About this task
For every line in the entries that contains "false", show the whole line.

Data excerpts:

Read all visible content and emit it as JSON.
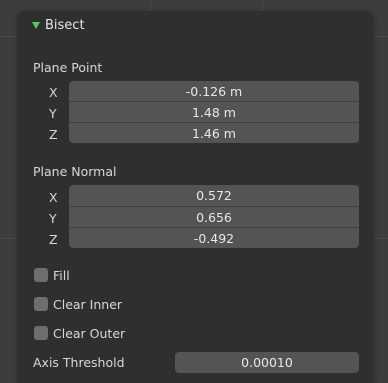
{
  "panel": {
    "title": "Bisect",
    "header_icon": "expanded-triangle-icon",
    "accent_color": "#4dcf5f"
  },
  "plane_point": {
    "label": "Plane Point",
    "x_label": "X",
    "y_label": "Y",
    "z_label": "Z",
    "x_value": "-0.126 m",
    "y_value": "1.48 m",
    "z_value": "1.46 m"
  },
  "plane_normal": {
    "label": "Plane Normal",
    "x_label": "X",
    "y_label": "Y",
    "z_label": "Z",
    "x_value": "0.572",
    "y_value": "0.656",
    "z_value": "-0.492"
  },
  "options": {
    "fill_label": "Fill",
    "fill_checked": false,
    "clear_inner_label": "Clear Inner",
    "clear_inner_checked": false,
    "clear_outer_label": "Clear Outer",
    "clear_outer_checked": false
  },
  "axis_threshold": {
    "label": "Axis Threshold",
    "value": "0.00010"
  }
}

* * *

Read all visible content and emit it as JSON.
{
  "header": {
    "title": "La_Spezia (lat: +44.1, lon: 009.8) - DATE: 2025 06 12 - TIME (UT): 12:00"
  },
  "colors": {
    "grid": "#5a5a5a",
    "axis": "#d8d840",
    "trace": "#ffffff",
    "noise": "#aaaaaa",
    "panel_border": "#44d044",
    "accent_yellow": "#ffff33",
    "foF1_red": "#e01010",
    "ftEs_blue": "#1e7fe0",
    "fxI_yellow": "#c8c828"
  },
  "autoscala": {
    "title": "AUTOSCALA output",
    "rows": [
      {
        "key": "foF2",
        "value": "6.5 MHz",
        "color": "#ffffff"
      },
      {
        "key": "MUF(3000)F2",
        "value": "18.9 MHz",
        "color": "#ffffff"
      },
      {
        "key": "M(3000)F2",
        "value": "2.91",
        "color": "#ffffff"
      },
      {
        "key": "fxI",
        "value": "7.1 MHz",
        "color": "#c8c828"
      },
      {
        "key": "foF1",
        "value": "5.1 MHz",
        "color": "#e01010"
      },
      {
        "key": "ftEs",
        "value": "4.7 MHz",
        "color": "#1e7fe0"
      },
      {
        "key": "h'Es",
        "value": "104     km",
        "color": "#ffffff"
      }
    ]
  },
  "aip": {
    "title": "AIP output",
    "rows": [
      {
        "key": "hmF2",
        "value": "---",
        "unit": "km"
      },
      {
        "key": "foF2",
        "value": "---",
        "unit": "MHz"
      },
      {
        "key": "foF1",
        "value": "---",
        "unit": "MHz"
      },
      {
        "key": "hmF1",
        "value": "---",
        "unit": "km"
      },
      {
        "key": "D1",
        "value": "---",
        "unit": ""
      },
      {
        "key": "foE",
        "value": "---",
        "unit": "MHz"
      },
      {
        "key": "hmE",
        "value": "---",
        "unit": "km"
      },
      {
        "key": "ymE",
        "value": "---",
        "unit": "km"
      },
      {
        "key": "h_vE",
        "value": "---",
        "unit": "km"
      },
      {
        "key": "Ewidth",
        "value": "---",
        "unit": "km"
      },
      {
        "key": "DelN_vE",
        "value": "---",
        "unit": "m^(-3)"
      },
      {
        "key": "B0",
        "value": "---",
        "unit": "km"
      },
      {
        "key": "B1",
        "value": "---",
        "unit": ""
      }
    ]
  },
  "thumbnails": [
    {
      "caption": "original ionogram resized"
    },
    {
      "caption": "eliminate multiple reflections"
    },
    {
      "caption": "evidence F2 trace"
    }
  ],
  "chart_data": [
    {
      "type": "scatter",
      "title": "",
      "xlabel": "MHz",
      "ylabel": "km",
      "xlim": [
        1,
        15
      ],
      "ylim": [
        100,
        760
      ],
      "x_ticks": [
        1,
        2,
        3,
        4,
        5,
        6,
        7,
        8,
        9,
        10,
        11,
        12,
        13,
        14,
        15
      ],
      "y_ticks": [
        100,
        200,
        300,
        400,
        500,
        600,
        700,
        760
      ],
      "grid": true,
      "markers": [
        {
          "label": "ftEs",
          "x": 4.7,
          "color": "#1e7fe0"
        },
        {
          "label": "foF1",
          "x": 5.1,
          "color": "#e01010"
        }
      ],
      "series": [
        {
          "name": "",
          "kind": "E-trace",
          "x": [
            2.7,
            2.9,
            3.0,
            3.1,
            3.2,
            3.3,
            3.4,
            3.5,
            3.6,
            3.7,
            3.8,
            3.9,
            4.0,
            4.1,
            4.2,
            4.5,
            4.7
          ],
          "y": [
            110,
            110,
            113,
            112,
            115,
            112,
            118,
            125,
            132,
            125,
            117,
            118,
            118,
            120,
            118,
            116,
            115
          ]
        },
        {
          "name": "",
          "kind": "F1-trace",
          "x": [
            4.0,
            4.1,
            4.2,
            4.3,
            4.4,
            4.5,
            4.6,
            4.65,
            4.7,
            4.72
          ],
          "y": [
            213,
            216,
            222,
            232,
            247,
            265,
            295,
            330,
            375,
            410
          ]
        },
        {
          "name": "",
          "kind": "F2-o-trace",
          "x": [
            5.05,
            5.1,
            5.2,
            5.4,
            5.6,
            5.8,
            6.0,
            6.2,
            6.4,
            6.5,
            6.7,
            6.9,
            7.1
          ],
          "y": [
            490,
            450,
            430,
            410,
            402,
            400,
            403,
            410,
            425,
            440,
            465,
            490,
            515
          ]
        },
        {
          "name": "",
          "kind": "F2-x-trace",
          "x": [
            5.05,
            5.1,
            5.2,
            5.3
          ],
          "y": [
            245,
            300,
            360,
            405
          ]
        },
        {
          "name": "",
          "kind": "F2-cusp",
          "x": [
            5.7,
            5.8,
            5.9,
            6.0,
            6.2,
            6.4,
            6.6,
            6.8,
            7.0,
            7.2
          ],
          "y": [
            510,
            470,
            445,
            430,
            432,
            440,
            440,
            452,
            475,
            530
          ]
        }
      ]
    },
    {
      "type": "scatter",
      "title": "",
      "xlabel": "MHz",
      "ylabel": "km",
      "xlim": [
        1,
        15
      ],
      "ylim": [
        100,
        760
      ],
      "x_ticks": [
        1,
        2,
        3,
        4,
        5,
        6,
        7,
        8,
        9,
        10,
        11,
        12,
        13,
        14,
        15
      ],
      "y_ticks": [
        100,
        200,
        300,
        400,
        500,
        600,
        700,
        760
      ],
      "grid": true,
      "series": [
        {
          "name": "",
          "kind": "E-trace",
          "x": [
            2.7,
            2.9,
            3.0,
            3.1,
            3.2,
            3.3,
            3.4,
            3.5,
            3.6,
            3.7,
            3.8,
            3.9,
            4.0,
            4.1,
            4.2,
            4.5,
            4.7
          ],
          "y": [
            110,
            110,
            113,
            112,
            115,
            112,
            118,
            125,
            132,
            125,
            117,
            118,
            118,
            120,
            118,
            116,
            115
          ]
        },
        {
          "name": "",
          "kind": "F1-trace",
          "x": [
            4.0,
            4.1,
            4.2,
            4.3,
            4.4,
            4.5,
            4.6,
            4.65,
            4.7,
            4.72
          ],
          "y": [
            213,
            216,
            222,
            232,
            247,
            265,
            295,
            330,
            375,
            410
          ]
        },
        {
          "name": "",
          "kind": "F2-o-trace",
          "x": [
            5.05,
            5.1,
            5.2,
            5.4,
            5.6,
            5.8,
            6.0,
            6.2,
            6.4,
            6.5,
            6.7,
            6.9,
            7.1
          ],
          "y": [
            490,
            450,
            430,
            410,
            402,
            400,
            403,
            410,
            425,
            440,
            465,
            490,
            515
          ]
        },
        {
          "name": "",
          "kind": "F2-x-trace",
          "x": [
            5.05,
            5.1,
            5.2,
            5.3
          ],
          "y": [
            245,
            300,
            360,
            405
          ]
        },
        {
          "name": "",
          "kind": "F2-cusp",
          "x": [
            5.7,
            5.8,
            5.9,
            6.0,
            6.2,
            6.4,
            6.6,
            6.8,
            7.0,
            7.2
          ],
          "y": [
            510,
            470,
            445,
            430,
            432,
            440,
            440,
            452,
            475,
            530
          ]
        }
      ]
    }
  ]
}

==

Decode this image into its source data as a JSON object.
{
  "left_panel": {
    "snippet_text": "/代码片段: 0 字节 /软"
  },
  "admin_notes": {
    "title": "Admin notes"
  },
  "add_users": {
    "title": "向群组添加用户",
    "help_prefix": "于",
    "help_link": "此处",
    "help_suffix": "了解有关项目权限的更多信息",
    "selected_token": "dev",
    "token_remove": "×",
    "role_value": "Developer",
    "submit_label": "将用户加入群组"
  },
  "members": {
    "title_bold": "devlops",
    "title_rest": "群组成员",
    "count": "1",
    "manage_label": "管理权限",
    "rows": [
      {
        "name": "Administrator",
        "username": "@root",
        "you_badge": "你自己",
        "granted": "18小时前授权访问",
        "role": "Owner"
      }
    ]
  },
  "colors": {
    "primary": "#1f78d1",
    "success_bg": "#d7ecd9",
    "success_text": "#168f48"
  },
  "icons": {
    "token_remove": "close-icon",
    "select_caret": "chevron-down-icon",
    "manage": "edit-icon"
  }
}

Solved exercise
    "fill_checked": false,
    "clear_inner_checked": false,
    "clear_outer_checked": false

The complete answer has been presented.